Mayfly Patterns: Dry Flies
As I have said several times throughout these pages, I am primarily a dry fly guy and I guess I am also a mayfly guy. I suspect both of these things are due to where I have spent most of my time with a fly rod...the Henry's Fork in Idaho.
I recently went through my several mayfly boxes and some of the the real favorites are shown below. They have all proven themselves on numerous Western rivers and a few stillwater locations.
The No Hackle - Without question, this has been the single most productive dry fly for me...going back 40 years or more. It was first discussed by Carl Richards and Doug Swisher in their great book Selective Trout. It was really popularized by Mike Lawson and Rene' Harrop on the Henry's Fork and has since been tied by many others. I would guess that the PMD version is the most well known but I have variations that imitate tricos, baetis, flavs and several other western mayflies. The only negative thing I have heard about this fly is that they are "too fragile". I would agree that they may look a little bedraggled after one fish because the upright mallard quill wings are just delicate in that the barbs will .separate from each other. However, I do not think that many fly fishers realize that the beaten up No Hackles fish very well as a spinner or cripple pattern. So they have "multiple lives". They are also a bit difficult to learn to tie...I have had 2-3 one-on-one lessons from Mike Lawson over the years and I am now perfect at getting one wing perfectly positioned and fully upright. They all still fish very well.
image credit: flytierspage.com
The Adams - The Adams is one of the most important American dry flies. Many variations have evolved from the original. It was designed by Leonard Halladay from Mayfield, Michigan in 1922, at the request of his friend Charles Adams. Thomas McGuane, a great writer and avid fly fisherman, once described the Adams as being “gray and funky and a great salesman.” The traditional Adams and several variations have a permanent place in my fly boxes. In recent years, I have noticed more parachute patterns in my fly boxes...wonder why that is? Oh...yeah...I'm 73.

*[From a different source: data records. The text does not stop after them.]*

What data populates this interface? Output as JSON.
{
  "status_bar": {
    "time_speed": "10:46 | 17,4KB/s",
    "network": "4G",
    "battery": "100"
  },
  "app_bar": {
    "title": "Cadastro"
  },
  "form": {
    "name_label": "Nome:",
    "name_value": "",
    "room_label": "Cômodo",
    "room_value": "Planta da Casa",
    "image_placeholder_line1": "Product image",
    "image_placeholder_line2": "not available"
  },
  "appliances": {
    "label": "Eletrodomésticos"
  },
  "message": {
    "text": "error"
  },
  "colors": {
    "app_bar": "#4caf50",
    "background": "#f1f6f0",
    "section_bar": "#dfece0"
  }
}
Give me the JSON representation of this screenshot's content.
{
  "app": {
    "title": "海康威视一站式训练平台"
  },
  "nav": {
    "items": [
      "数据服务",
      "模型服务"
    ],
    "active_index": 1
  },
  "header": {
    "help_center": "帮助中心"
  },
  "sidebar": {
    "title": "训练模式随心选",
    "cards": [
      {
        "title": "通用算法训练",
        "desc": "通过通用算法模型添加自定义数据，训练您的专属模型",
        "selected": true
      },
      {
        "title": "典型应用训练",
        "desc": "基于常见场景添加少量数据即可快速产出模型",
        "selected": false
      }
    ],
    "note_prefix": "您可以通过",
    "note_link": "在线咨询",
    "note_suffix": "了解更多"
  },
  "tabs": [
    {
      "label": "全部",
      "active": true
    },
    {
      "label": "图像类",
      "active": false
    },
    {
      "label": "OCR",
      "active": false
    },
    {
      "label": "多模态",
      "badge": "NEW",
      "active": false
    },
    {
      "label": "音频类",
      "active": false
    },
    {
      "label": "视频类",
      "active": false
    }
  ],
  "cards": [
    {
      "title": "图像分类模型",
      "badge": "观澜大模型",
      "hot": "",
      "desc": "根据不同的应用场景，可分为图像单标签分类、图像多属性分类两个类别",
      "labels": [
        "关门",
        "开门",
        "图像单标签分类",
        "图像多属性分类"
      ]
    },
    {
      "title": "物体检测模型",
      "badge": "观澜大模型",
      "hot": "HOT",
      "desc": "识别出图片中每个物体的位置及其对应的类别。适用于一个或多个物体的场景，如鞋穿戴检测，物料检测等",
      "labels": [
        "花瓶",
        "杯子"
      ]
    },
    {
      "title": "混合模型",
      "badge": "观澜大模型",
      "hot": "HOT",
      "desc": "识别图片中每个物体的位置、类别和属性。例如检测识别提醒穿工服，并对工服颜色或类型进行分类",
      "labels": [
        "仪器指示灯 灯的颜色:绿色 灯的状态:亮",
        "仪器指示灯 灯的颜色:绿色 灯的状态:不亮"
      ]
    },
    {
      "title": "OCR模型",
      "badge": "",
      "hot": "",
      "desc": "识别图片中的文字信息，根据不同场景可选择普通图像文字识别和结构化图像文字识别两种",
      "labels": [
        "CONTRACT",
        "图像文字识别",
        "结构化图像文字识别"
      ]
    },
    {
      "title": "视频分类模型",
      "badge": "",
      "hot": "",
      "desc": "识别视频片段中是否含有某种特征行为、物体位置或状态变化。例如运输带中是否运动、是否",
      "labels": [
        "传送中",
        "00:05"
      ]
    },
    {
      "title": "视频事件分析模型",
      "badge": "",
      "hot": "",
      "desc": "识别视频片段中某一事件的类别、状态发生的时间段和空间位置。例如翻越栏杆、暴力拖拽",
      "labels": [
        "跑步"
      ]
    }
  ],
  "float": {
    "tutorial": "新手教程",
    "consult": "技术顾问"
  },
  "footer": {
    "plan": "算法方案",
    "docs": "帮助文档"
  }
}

Adams Dry Fly - video by tightlinevideo
Tie the Perfect Adams - article by Dennis Potter and Fly Tyer Magazine
Parachute Adams Fly Tying Video - by InTheRiffle
image credit: Feeder Creek Flies
image credit: InTheRiffle
Mayfly Spinners - Fishing mayfly spinners is too often overlooked by many fly fishers. I know some simply do not notice them on the water especially if there are duns or caddis about. A spinner fall...not a spinner "hatch" as I too often hear, will happen 2-3 days after they hatch and most often after dusk...sometimes early morning. If you do not understand the mayfly life cycle, check out the mayfly entomology section located here... Mayfly spinners congregate in large numbers because of the mating ritual thus the spinner falls can be pretty special. During a spinner fall, trout will often go into a very rhythmic feeding cycle that you can often time your cast so as to get your fly over the fish just as it rises to take another fly. Tying these spinner imitations is quite simple.
Tying a CDC Spinner - by Davie McPhail
image credit: tightlinevideo
image credit:Davie McPhail